Growing up I'd often heard the old saying, "Cleanliness is next to godliness." For
my freshman-year roommate Renee, cleanliness was next to impossible.
I assumed everyone felt obligated to make their beds in the morning. Renee
thought it was a waste of time.
My dirty laundry went straight to the laundry basket, while Renee's was spread
in little piles all over the room: a heap of socks by the bed, shirts and
jeans draped over the backs of chairs, pajamas covering the closet floor.
I kept my papers in notebooks or files; Renee's were scattered all over the
place, from the chemistry lab notes stacked on the TV to the
junk mail she routinely stashed under the bed.
I expected to share cleaning duties. It took an act of Congress to get Renee
to take out the garbage (including the boxed remains of a five-day-old pizza
wedged among the junk under her desk). It was a nightmare. Classes had barely
started when I was on the phone to Mom, complaining, "Yeah, she's nice. She's
just kind of
I didn't think I had unreasonable ideas of cleanliness. I wasn't expecting
living quarters that could ace a white-glove inspection, but at the same
time, I didn't want to live on an obstacle course. I was, I thought, an average,
middle-of-the-road, clean kid. Renee thought I was a "neat freak." Ouch.
Obviously, Renee and I had different ideas about what cleanliness meant.
This led, of course, to a fair share of roomie tiffs about the state of the
dorm room. Eventually, we called a cease-fire by both agreeing to compromise
a little. And our room was transformed from a war zone into a pretty cozy
place to live.
If you, too, are yoked with a messier-than-thou roommate, take heart: It's
never too late to deal with the situation. Actually, even if you are
the messy one, the following tips may help you find a comfortable and successful
way to approach the subject with your roommate. However you decide to deal
with it, remember to be diplomatic. After all, you'll probably be living
with this person for a considerable amount of time, and you don't want a
relationship that's even messier than your room.
Define "clean." To some people, an unmade bed means the occupant
is disgusting, lazy, sloppy, etc. To others, it may be considered a sign
of genius ("I hear Einstein never made his bed," they'll say). When it comes
to defining "clean" and "neat," not everyone has the same standards.
The "How clean is clean enough?" question was a big problem for Renee and
me. We simply had different ideas about what constituted basic standards
of cleanliness. It would have made things much easier for both of us if we
had known from the get-go what one another's expectations were. I was way
off base when I assumed that my definition of neatness would jibe with Renee's
In the best-case scenario, roommates will find common ground and then stick
to their shared standards. You both have to live there, so you should both
be comfortable there. Decide early on what's OK and what's not, then stick
Share the work. If you're the only one doing the dirty work, there's
a good chance you'll start to bear a grudge against your slacker roomie.

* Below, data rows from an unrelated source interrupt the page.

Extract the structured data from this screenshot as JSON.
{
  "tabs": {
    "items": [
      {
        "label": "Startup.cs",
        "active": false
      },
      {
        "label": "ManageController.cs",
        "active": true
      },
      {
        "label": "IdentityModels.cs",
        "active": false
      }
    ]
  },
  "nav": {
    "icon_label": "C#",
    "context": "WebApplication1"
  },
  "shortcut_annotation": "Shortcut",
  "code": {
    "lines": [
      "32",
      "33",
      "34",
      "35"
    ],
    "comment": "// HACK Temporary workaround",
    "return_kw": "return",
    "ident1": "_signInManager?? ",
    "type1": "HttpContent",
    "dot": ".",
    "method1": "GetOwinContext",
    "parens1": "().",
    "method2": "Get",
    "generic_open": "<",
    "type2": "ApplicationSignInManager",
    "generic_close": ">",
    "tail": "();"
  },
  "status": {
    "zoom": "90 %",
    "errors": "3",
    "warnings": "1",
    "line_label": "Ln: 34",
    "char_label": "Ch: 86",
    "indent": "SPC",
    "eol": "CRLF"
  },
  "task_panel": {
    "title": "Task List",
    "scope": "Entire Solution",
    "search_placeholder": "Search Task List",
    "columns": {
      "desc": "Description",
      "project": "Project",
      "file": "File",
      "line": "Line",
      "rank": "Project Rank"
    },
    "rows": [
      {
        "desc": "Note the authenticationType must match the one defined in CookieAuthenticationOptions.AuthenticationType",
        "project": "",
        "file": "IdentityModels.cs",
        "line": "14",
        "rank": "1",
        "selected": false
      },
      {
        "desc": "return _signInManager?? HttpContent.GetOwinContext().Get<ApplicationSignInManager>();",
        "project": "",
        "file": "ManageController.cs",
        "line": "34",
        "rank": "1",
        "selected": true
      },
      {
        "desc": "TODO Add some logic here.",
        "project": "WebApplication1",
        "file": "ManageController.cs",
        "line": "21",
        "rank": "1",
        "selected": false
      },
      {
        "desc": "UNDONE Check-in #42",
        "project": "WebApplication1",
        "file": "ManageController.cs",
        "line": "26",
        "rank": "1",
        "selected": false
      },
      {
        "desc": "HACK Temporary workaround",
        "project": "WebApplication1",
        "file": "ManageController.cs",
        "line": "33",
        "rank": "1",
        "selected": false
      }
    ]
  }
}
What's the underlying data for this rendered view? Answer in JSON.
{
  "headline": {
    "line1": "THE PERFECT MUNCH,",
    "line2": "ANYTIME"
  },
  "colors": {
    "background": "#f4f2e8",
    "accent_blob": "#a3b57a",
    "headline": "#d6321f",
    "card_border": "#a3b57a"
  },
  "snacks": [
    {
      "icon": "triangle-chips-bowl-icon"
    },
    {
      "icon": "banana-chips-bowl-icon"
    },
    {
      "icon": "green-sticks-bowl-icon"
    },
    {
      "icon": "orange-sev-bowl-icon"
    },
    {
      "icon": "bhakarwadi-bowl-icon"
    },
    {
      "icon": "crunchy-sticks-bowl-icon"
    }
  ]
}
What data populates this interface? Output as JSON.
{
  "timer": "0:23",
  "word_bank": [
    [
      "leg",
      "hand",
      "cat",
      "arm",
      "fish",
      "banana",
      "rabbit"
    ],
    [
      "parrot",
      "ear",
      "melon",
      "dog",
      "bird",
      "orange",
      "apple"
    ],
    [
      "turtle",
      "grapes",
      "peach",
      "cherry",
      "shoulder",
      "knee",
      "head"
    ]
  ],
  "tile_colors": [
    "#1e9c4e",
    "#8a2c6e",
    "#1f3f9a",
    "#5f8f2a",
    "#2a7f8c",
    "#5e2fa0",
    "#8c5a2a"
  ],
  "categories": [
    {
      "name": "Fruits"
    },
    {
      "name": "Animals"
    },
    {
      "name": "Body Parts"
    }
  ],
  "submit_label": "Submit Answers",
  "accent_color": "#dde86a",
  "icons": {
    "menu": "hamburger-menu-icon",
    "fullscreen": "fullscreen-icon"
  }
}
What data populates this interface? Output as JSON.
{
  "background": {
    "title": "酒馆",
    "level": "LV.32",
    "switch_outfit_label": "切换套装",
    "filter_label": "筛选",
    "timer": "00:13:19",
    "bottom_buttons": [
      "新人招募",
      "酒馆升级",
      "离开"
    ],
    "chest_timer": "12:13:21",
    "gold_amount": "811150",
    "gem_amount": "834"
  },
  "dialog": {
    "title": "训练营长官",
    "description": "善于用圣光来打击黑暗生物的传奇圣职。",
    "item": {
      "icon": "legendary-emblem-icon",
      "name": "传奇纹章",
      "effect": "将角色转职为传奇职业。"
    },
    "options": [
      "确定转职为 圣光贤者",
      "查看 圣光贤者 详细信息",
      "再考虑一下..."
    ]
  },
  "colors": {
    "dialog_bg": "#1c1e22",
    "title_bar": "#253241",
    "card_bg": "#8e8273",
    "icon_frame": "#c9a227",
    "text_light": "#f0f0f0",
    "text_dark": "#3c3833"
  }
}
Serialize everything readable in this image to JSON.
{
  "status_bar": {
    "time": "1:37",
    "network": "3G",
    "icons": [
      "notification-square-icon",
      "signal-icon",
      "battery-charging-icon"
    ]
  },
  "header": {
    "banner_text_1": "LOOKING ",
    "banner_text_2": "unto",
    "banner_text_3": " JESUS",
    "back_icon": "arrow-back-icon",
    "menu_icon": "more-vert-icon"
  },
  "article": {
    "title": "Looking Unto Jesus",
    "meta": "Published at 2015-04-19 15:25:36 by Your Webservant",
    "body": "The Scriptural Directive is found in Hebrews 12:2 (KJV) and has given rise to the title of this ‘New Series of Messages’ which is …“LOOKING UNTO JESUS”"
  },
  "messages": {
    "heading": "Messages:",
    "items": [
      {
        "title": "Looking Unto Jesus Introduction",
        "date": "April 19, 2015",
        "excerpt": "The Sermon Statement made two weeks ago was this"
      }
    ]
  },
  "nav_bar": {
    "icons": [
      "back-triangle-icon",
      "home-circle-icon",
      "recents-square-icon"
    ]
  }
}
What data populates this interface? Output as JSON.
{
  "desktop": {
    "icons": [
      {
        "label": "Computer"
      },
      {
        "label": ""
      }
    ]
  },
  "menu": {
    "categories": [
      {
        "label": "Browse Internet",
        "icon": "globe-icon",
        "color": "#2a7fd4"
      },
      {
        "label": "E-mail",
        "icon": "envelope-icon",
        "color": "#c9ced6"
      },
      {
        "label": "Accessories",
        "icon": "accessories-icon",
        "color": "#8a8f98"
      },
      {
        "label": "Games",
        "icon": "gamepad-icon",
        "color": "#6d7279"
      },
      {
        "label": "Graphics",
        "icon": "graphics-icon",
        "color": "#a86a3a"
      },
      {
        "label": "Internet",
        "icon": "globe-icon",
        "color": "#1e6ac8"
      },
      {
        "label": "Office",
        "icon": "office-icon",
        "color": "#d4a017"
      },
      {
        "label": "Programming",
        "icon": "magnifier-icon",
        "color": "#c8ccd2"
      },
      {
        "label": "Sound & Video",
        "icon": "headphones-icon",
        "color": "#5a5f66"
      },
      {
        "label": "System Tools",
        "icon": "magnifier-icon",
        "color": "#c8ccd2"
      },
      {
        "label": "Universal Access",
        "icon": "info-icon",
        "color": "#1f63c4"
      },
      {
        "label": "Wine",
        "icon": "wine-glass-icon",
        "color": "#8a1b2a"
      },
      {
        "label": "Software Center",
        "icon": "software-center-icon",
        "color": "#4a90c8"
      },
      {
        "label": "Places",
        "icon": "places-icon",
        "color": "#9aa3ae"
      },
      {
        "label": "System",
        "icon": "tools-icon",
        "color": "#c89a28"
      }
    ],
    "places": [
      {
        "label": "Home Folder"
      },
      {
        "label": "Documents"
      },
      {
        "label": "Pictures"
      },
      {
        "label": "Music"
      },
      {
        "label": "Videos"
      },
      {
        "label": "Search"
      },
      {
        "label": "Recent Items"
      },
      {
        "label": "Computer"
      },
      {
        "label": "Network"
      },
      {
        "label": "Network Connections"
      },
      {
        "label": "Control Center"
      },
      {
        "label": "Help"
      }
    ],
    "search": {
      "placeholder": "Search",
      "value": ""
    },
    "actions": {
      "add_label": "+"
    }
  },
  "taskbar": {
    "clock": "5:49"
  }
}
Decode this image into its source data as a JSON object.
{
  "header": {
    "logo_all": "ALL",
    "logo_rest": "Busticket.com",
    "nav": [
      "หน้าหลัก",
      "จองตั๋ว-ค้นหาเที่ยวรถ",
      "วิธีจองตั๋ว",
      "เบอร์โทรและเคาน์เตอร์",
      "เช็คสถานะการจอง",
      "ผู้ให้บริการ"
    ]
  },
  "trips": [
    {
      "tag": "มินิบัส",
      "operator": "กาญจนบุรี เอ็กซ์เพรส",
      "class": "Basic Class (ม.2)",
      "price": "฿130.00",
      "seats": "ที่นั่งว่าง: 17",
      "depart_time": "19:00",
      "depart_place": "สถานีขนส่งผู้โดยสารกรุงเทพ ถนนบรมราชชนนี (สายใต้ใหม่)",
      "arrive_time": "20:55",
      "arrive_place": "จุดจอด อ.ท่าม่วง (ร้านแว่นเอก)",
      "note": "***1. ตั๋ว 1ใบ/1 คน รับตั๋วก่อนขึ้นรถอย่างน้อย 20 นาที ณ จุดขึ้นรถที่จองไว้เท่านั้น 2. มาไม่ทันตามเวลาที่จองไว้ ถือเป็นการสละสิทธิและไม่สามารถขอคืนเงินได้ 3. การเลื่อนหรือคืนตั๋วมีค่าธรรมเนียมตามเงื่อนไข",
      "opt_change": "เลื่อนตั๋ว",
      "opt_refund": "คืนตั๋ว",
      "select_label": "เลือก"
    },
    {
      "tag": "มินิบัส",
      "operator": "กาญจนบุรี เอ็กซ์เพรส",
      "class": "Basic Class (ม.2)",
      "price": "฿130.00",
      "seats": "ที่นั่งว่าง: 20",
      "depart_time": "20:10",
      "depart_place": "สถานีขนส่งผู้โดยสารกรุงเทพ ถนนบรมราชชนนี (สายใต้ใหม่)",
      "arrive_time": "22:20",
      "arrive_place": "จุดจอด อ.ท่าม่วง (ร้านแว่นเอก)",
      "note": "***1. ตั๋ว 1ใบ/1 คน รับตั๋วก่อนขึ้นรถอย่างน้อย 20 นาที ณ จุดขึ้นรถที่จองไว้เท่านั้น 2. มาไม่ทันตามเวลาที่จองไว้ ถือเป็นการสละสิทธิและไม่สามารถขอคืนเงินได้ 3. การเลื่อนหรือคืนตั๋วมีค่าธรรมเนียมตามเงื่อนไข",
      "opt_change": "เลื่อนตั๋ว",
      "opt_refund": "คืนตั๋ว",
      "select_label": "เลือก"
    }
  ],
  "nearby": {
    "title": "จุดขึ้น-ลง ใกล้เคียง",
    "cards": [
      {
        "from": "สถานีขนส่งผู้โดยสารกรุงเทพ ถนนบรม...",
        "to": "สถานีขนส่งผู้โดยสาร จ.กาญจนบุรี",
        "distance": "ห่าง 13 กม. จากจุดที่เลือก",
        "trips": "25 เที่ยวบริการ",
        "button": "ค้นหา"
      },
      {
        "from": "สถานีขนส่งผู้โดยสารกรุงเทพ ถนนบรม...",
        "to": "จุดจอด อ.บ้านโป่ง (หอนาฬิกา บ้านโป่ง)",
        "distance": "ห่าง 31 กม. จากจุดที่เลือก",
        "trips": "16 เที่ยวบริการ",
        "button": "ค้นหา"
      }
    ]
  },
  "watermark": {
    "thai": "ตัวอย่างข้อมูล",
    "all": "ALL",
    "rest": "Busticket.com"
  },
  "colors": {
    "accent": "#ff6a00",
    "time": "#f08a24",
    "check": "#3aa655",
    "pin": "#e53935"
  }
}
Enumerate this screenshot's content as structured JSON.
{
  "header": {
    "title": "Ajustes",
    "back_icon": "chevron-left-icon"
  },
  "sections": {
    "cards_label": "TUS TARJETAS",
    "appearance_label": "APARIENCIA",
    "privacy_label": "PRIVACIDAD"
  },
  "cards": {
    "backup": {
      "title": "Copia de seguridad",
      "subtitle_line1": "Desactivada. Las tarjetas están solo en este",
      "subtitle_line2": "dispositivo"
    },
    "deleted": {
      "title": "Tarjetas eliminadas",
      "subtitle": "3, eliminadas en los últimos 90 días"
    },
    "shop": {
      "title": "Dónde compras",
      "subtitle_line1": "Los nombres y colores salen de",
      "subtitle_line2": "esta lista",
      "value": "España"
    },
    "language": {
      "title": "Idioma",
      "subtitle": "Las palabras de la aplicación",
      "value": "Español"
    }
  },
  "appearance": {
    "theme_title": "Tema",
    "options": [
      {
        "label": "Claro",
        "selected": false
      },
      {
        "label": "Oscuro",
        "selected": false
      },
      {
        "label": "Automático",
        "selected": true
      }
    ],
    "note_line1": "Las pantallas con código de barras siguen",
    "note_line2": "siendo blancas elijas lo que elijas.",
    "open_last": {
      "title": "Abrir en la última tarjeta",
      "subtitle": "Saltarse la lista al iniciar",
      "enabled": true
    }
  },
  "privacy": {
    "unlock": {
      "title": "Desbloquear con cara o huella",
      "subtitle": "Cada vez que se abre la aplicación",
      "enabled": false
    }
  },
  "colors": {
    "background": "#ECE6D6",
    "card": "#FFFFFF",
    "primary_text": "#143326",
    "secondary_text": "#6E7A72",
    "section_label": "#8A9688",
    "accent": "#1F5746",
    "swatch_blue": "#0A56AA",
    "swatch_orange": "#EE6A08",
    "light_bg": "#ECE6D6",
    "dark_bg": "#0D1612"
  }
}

Believe me. I basically did all the chores myself for two months, silently
resenting Renee for not helping me out. Make it clear to your roommate that,
even though you're the one who's always spiffing up the place, you want and
One suggestion that some friends shared with me was the chore chart idea.
Make a list of housekeeping duties and then divvy them up. Post it on the
wall so you know who's got which duty each week. You can even set up a reward
system if you wantjust like Mom and Dad used to do.
Needless to say, this is something that you and your roommate should plan
out together. Don't try writing a note that says "Hey, Chris, I've assigned
you to clean the toilet for the rest of the semester. Also, please mop the
floor every other day and scrub the tile grout with a toothbrush (yours,
not mine) three times a week. I'll be in charge of watering the plants. See
ya." I really doubt that arrangement will fly.